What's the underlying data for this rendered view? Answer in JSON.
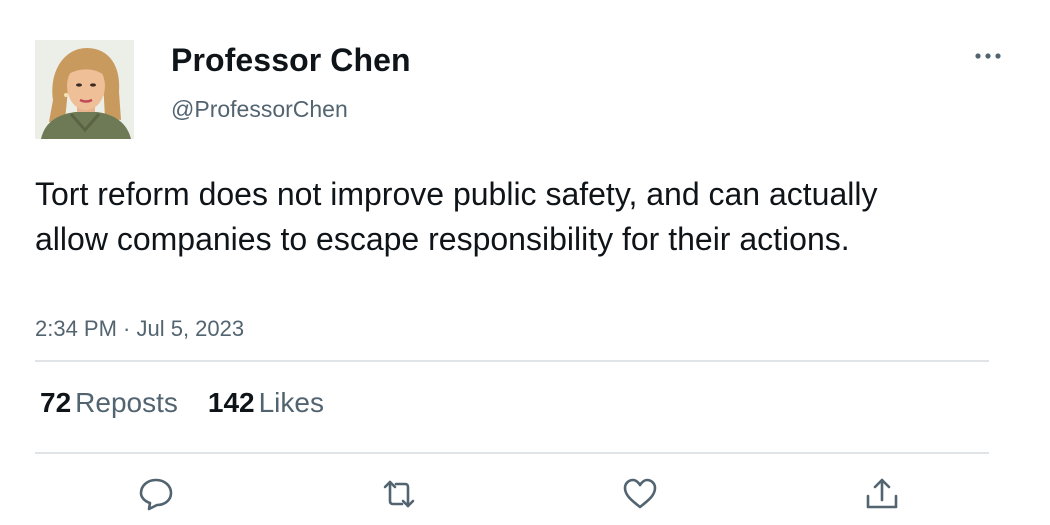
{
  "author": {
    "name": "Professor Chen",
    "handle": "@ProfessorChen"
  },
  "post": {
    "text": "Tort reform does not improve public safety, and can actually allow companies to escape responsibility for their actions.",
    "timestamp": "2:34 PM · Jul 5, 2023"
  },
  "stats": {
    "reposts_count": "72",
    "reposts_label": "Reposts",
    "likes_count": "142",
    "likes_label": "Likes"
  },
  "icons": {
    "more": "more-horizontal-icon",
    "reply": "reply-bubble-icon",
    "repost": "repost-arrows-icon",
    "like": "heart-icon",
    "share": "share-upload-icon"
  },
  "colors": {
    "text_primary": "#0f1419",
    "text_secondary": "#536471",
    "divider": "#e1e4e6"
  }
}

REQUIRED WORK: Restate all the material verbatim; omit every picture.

WRITTEN RESPONSE:
What's the underlying data for this rendered view? Answer in JSON.
{
  "author": {
    "name": "Professor Chen",
    "handle": "@ProfessorChen"
  },
  "post": {
    "text": "Tort reform does not improve public safety, and can actually allow companies to escape responsibility for their actions.",
    "timestamp": "2:34 PM · Jul 5, 2023"
  },
  "stats": {
    "reposts_count": "72",
    "reposts_label": "Reposts",
    "likes_count": "142",
    "likes_label": "Likes"
  },
  "icons": {
    "more": "more-horizontal-icon",
    "reply": "reply-bubble-icon",
    "repost": "repost-arrows-icon",
    "like": "heart-icon",
    "share": "share-upload-icon"
  },
  "colors": {
    "text_primary": "#0f1419",
    "text_secondary": "#536471",
    "divider": "#e1e4e6"
  }
}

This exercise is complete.